Brokers and fund managers back special listing boards

Brokers and fund managers support proposal that may allow firms with unique structures to float but also raise concern over investor protection

PUBLISHED : Monday, 23 June, 2014, 3:08am
UPDATED : Monday, 23 June, 2014, 3:08am

Brokers and fund managers generally support a proposal by a top government advisory body to introduce new listing boards to cater to different companies and investors, bringing the city in line with markets such as New York and London.

However, they warn that these boards, which may attract companies with special shareholding structures such as mainland e-commerce giant Alibaba or British conglomerate Jardine Matheson, could pose problems in terms of investor protection.

"The recommendation appears on the surface to be a practical solution, allowing different corporate structures and governance without compromising the existing rules in much the same way that enterprise boards in many other jurisdictions operate," said Mark Konyn, the chief executive of Cathay Conning Asset Management.

The flip side of the coin is ... fairness and investor protection issues
Clement Chan, president, HKICPA

"However, if it is used as a way to circumvent rules and requirements by companies that would be expected to operate with best practices, then it is difficult to see how this recommendation will improve the overall standards of corporate governance and protect minority shareholder rights."

The Financial Services Development Council last week proposed the creation of several listing boards, including one specialising in companies with unique shareholding structures, to meet the needs of different investors and companies.

The report came after the city lost the huge initial public offering of Alibaba Group Holding to New York because the stock exchange refused to exempt the mainland e-commerce giant from listing in a structure allowing its founder and certain executives to nominate most of the members of the board even though they held minority stakes.

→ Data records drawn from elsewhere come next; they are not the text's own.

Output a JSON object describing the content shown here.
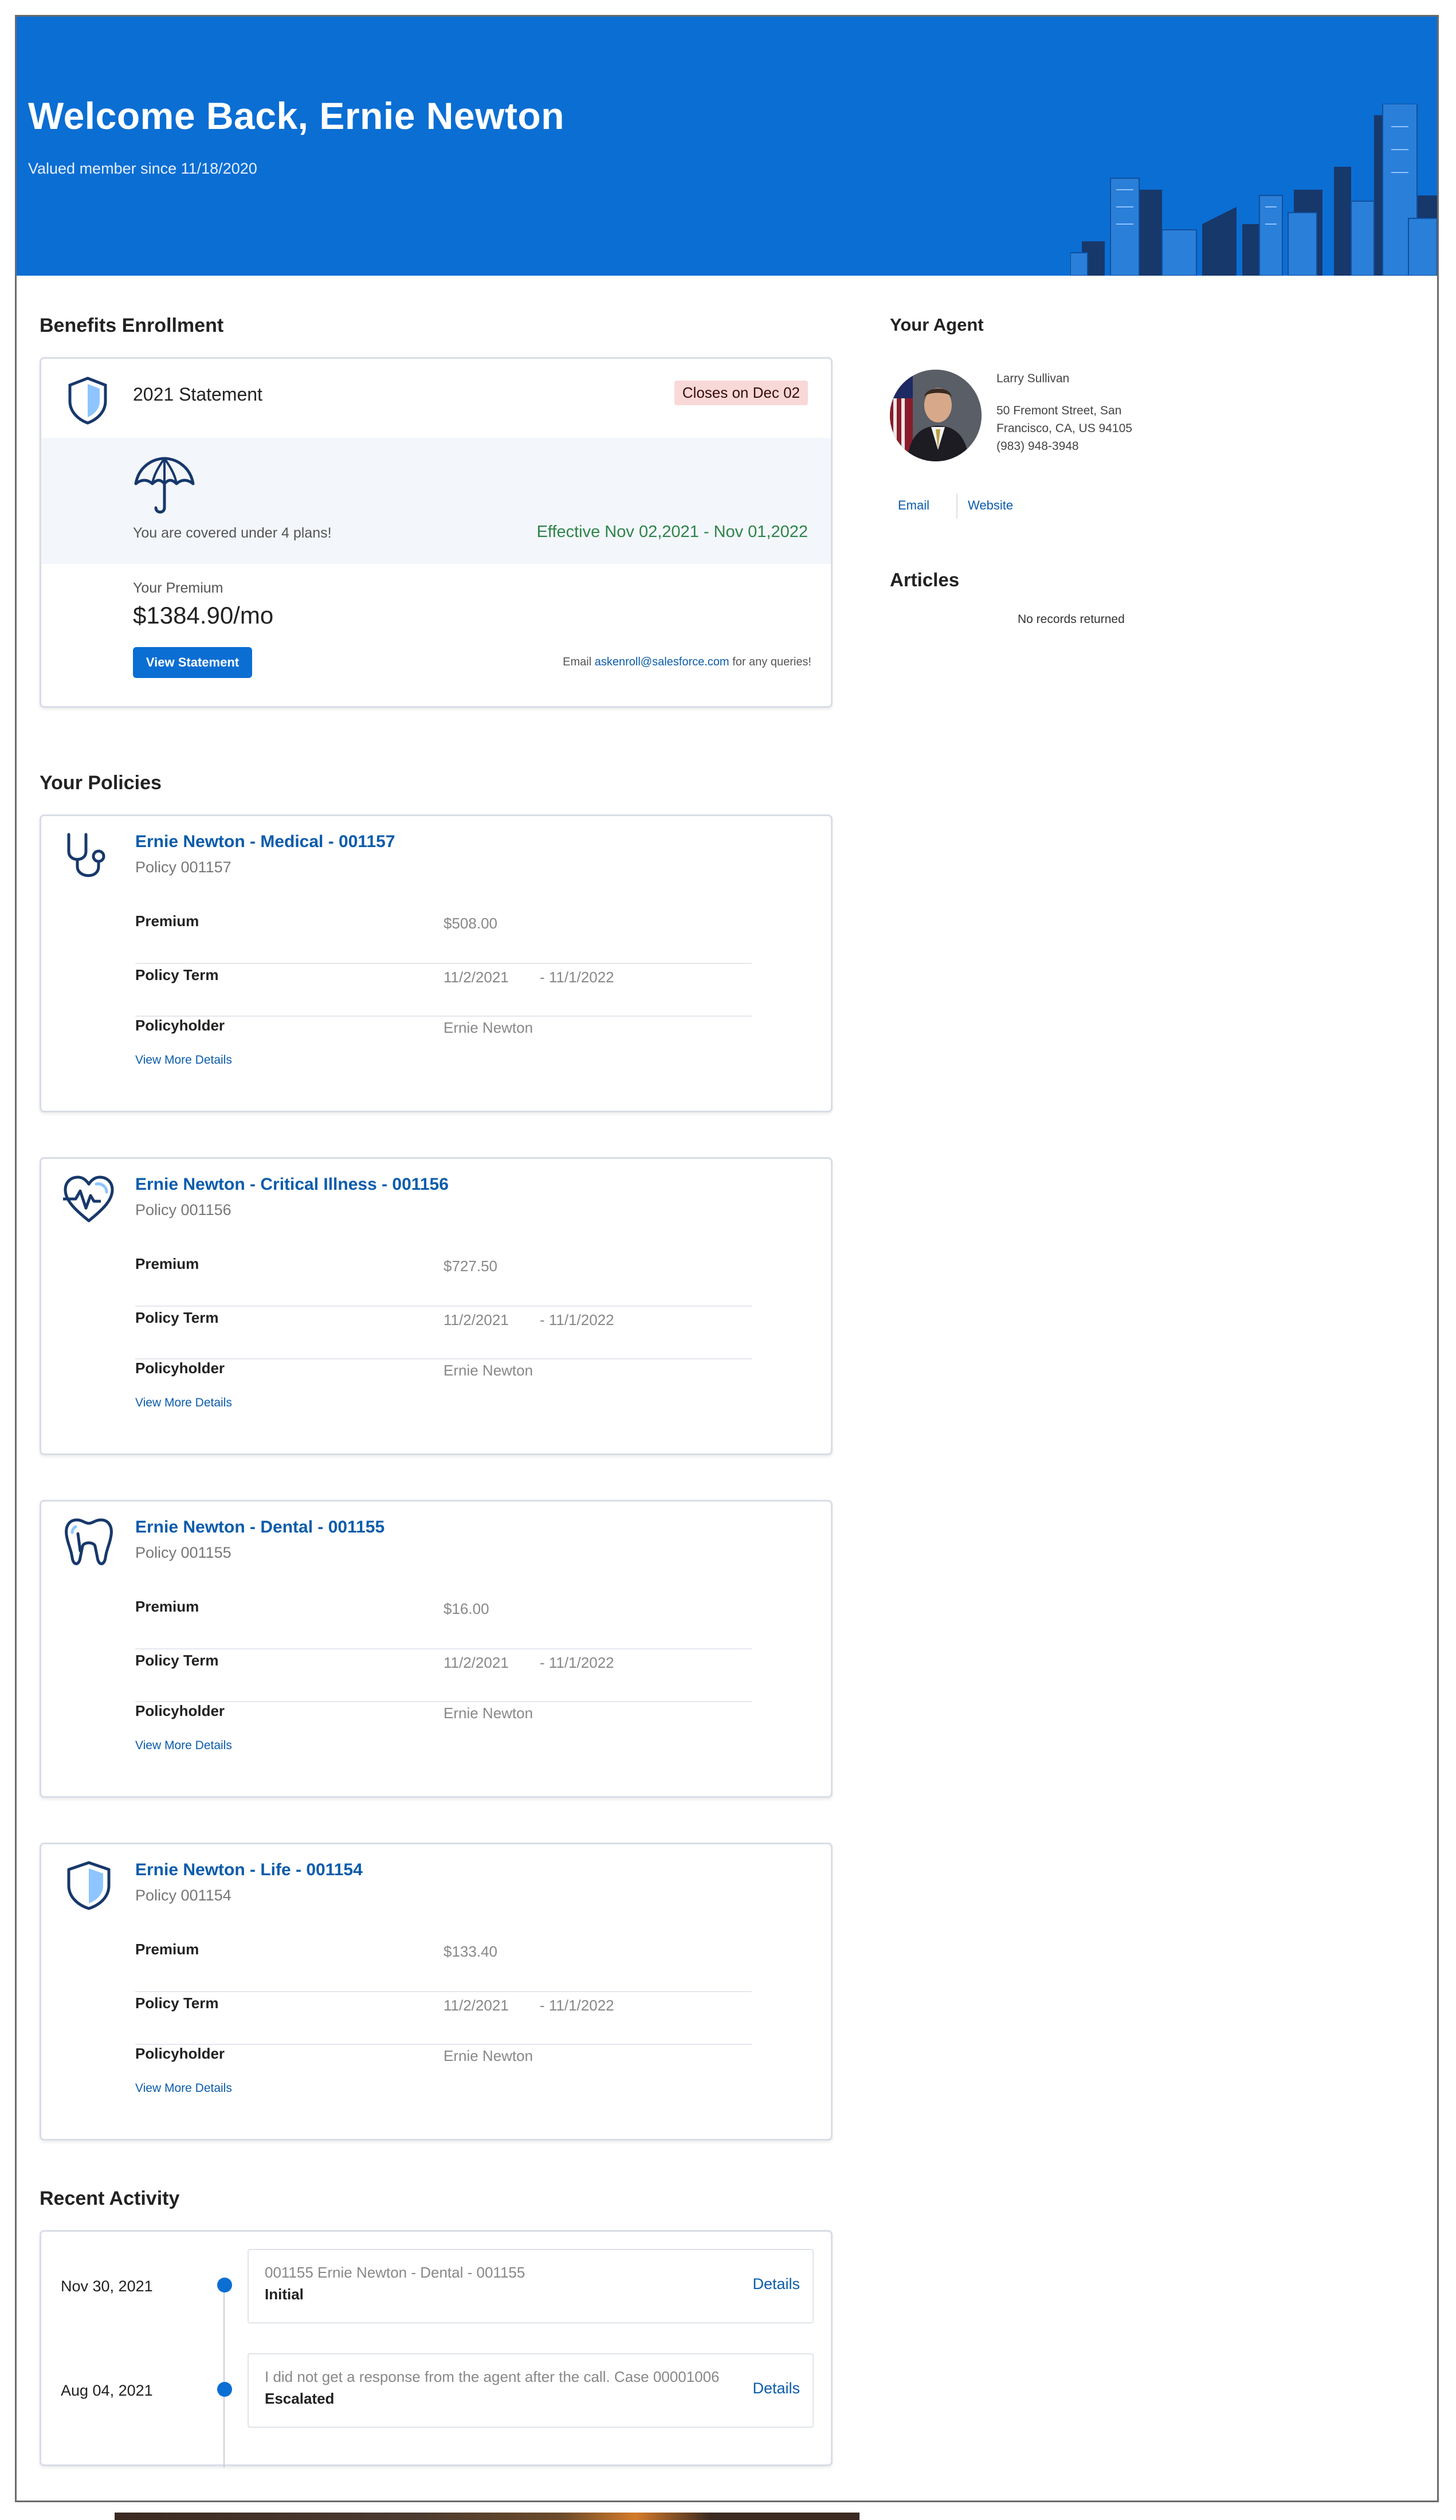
{
  "hero": {
    "title": "Welcome Back, Ernie Newton",
    "subtitle": "Valued member since 11/18/2020",
    "bg_color": "#0b6ed3"
  },
  "benefits": {
    "section_title": "Benefits Enrollment",
    "statement_title": "2021 Statement",
    "closes_badge": "Closes on Dec 02",
    "covered_text": "You are covered under 4 plans!",
    "effective_text": "Effective Nov 02,2021 - Nov 01,2022",
    "premium_label": "Your Premium",
    "premium_value": "$1384.90/mo",
    "view_statement_label": "View Statement",
    "email_prefix": "Email",
    "email_link": "askenroll@salesforce.com",
    "email_suffix": "for any queries!",
    "icons": {
      "shield": "shield-icon",
      "umbrella": "umbrella-icon"
    }
  },
  "agent": {
    "section_title": "Your Agent",
    "name": "Larry Sullivan",
    "address_line1": "50 Fremont Street, San",
    "address_line2": "Francisco, CA, US 94105",
    "phone": "(983) 948-3948",
    "email_label": "Email",
    "website_label": "Website"
  },
  "articles": {
    "section_title": "Articles",
    "empty_text": "No records returned"
  },
  "policies": {
    "section_title": "Your Policies",
    "labels": {
      "premium": "Premium",
      "term": "Policy Term",
      "holder": "Policyholder",
      "more": "View More Details"
    },
    "items": [
      {
        "title": "Ernie Newton - Medical - 001157",
        "subtitle": "Policy 001157",
        "premium": "$508.00",
        "term_start": "11/2/2021",
        "term_end": "- 11/1/2022",
        "holder": "Ernie Newton",
        "icon": "stethoscope-icon"
      },
      {
        "title": "Ernie Newton - Critical Illness - 001156",
        "subtitle": "Policy 001156",
        "premium": "$727.50",
        "term_start": "11/2/2021",
        "term_end": "- 11/1/2022",
        "holder": "Ernie Newton",
        "icon": "heartbeat-icon"
      },
      {
        "title": "Ernie Newton - Dental - 001155",
        "subtitle": "Policy 001155",
        "premium": "$16.00",
        "term_start": "11/2/2021",
        "term_end": "- 11/1/2022",
        "holder": "Ernie Newton",
        "icon": "tooth-icon"
      },
      {
        "title": "Ernie Newton - Life - 001154",
        "subtitle": "Policy 001154",
        "premium": "$133.40",
        "term_start": "11/2/2021",
        "term_end": "- 11/1/2022",
        "holder": "Ernie Newton",
        "icon": "shield-icon"
      }
    ]
  },
  "activity": {
    "section_title": "Recent Activity",
    "details_label": "Details",
    "items": [
      {
        "date": "Nov 30, 2021",
        "text": "001155 Ernie Newton - Dental - 001155",
        "status": "Initial"
      },
      {
        "date": "Aug 04, 2021",
        "text": "I did not get a response from the agent after the call. Case 00001006",
        "status": "Escalated"
      }
    ]
  }
}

The Securities and Futures Commission considered this a violation of the "one-share, one-vote" principle which is strictly adhered to in Hong Kong but not in the US.

Timothy Lo, the managing director of French private bank CIC Investor Services, said he was opposed to introducing special boards because it would violate the one-share, one-vote rule.

Lo said the proposal would be seen as showing "favouritism" to some companies and would generate public mistrust in the government and the regulator for doing so.

"In fact, we already have two systems, one for the main board and the other for the Growth Enterprise Market," he said.

Hong Kong Institute of Certified Public Accountants president Clement Chan Kam-wing said from the commercial point of view it might be good to have a separate board to cater for companies with share equity structures different than "one share, one vote".

"It would address the question of the lost opportunities that the Hong Kong market has suffered so far because of this issue," Chan said. "However, the flip side of the coin is obviously fairness and investor protection issues, which have been one of the strong selling points of the Hong Kong equity market."

He said unlike other markets such as the US where investors could sue the "corporate big boys" through class action to seek claims, Hong Kong law did not provide for such suits, which meant individual investors would find it hard or too expensive to sue for their own interests.

Principal Financial's Asia president Rex Auyeung Pak-kuen supports the introduction of different boards.

"I see no harm in establishing different rules to regulate institutional investors as their investment objectives are different [and] their ability to analyse financial data is far greater than a retail investor," Auyeung said. "The challenge is that the rules have to be transparent and easy to understand for all investors."

Joseph Tong Tang, an executive director of Sun Hung Kai Financial, is also for the proposal because mature financial markets such as New York and London have similar set-ups.

"It is fine to have separate boards to fit with different investors with different risk appetites … as long as each board has specific listing rules applying to these companies while investors are fully aware of the risks," Tong said.